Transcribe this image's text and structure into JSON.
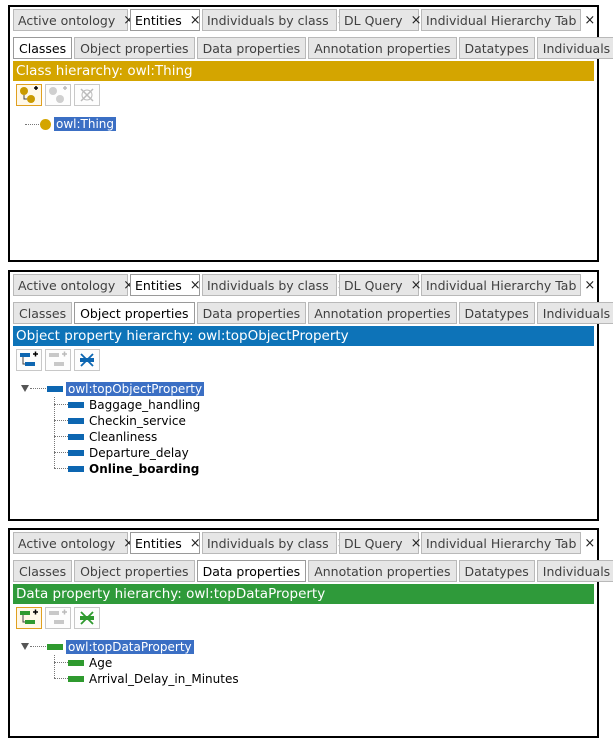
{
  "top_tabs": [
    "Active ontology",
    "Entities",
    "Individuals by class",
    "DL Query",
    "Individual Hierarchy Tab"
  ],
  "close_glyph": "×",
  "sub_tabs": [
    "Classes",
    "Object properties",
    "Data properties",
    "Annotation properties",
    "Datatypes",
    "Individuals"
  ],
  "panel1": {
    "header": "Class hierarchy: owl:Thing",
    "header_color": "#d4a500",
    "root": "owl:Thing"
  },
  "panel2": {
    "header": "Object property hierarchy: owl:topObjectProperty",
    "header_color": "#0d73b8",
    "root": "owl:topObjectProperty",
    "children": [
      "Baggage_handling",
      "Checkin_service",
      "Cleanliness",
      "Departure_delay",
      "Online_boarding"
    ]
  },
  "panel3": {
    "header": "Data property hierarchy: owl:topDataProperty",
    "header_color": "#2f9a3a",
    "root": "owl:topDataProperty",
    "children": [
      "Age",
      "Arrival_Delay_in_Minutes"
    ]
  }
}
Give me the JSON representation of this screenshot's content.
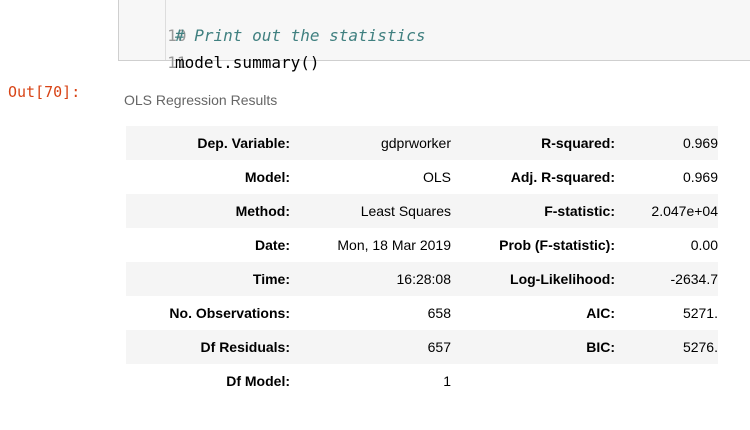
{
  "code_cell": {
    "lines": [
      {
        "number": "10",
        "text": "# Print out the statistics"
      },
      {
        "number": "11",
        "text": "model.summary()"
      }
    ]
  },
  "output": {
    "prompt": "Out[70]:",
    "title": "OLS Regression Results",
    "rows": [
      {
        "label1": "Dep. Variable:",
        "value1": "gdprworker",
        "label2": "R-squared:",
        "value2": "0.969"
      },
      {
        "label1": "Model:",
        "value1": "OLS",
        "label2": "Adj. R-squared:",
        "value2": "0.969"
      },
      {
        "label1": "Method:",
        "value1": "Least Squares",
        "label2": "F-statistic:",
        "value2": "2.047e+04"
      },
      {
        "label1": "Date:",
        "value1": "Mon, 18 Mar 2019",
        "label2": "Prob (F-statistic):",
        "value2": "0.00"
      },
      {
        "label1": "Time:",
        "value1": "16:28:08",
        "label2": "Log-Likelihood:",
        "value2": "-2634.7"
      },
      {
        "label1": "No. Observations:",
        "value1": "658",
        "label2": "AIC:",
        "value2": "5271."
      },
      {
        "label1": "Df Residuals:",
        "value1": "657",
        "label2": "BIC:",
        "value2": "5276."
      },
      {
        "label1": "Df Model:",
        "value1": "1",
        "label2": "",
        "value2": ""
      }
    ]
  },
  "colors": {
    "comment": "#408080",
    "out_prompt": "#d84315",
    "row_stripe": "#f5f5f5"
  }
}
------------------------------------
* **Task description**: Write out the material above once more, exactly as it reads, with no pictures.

* **Problem solution**:
Transcribe this image's text and structure into JSON.
{
  "top_tabs": [
    "Active ontology",
    "Entities",
    "Individuals by class",
    "DL Query",
    "Individual Hierarchy Tab"
  ],
  "close_glyph": "×",
  "sub_tabs": [
    "Classes",
    "Object properties",
    "Data properties",
    "Annotation properties",
    "Datatypes",
    "Individuals"
  ],
  "panel1": {
    "header": "Class hierarchy: owl:Thing",
    "header_color": "#d4a500",
    "root": "owl:Thing"
  },
  "panel2": {
    "header": "Object property hierarchy: owl:topObjectProperty",
    "header_color": "#0d73b8",
    "root": "owl:topObjectProperty",
    "children": [
      "Baggage_handling",
      "Checkin_service",
      "Cleanliness",
      "Departure_delay",
      "Online_boarding"
    ]
  },
  "panel3": {
    "header": "Data property hierarchy: owl:topDataProperty",
    "header_color": "#2f9a3a",
    "root": "owl:topDataProperty",
    "children": [
      "Age",
      "Arrival_Delay_in_Minutes"
    ]
  }
}
Give me the JSON representation of this screenshot's content.
{
  "code_cell": {
    "lines": [
      {
        "number": "10",
        "text": "# Print out the statistics"
      },
      {
        "number": "11",
        "text": "model.summary()"
      }
    ]
  },
  "output": {
    "prompt": "Out[70]:",
    "title": "OLS Regression Results",
    "rows": [
      {
        "label1": "Dep. Variable:",
        "value1": "gdprworker",
        "label2": "R-squared:",
        "value2": "0.969"
      },
      {
        "label1": "Model:",
        "value1": "OLS",
        "label2": "Adj. R-squared:",
        "value2": "0.969"
      },
      {
        "label1": "Method:",
        "value1": "Least Squares",
        "label2": "F-statistic:",
        "value2": "2.047e+04"
      },
      {
        "label1": "Date:",
        "value1": "Mon, 18 Mar 2019",
        "label2": "Prob (F-statistic):",
        "value2": "0.00"
      },
      {
        "label1": "Time:",
        "value1": "16:28:08",
        "label2": "Log-Likelihood:",
        "value2": "-2634.7"
      },
      {
        "label1": "No. Observations:",
        "value1": "658",
        "label2": "AIC:",
        "value2": "5271."
      },
      {
        "label1": "Df Residuals:",
        "value1": "657",
        "label2": "BIC:",
        "value2": "5276."
      },
      {
        "label1": "Df Model:",
        "value1": "1",
        "label2": "",
        "value2": ""
      }
    ]
  },
  "colors": {
    "comment": "#408080",
    "out_prompt": "#d84315",
    "row_stripe": "#f5f5f5"
  }
}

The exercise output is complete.